Princess Atalanta was famous for her beauty and speed. Men were captivated by her charm, and asked for her hand. To each one she said, "We will run in a race. If you win, you will get my hand. If you lose, I will get your head." Many men lost their heads over her. But there was one who determined to win her. His name was Hippomenes, and he entered the race with three golden apples.
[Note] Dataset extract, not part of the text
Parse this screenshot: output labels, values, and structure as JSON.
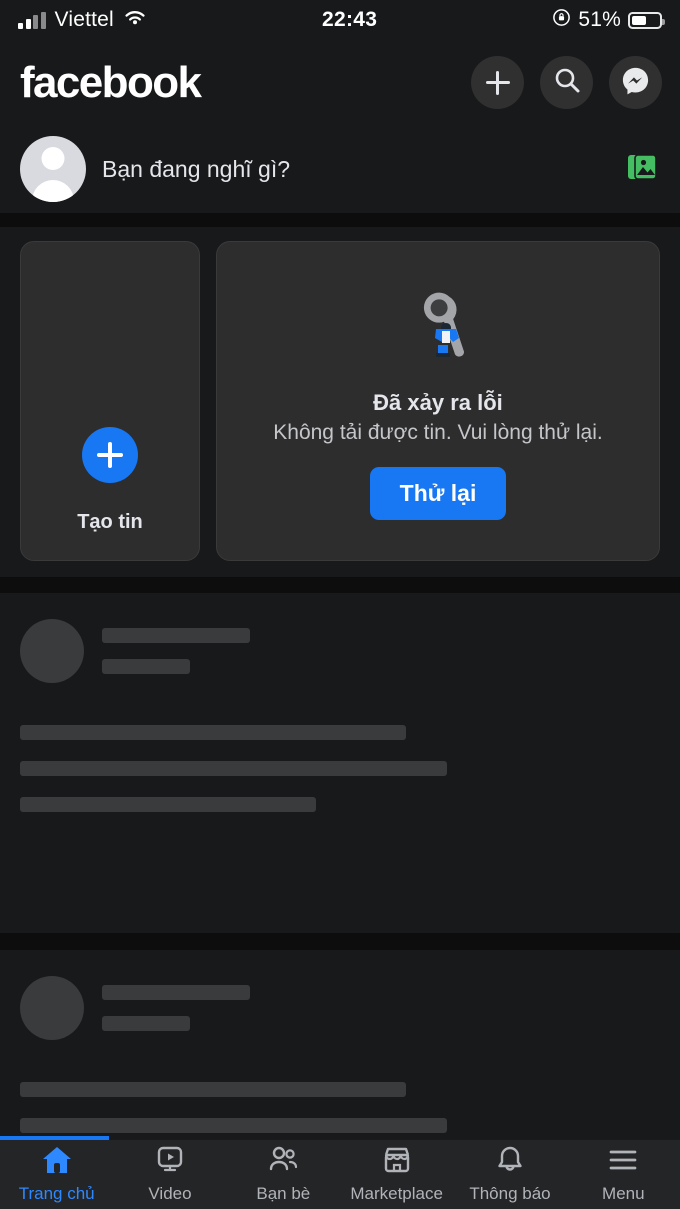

Amid the cheers of the crowd, the princess and the young man began to race. In just a little while he felt her hot breath behind him, and he dropped a golden apple. She slowed a little to look at it, and he got ahead of her. But she kept on running. Again, she was about to pass him. He dropped his second golden apple. She was fascinated by it and hesitated a little longer, and once more he was out in front. But she picked up speed and started to pass him, and he dropped the third golden apple. Atalanta couldn't resist it. She stopped just for a second, she stopped, and she picked it up. But the young man won the race. The princess lost her hand and her crown for the golden apple.

The devil entered the race, like this young man, with three golden apples, "the lust of the flesh, the lust of the eyes, and the pride of life." He drops an evil desire before you, hoping you'll slow your speed, and lose your race. And when you don't stop for that temptation, he drops another, and then another.


You can't afford to hesitate, you must hurry. Keep your eyes off that which glistens and keep them on God. Turn your eyes from the solicitations to sin and keep them on the Savior. And run, steadily and swiftly, to win the prize.

Yes, looking to Jesus gives you the motive in running and winning the race.

A fable says that a certain dog used to boast of his ability to outrun any animal. One day that dog started to chase a rabbit, but couldn't catch it. His friends teased him. "But," he protested, "the rabbit was running for its life. I was only running for dinner."

Christian, run in such a way to get the crown that will last forever. Determine with the apostle Paul, "I do not run like a man running aimlessly; I do not fight like a man beating the air. No, I beat my body and make it my slave so that after I have preached to others, I myself will not be disqualified for the prize."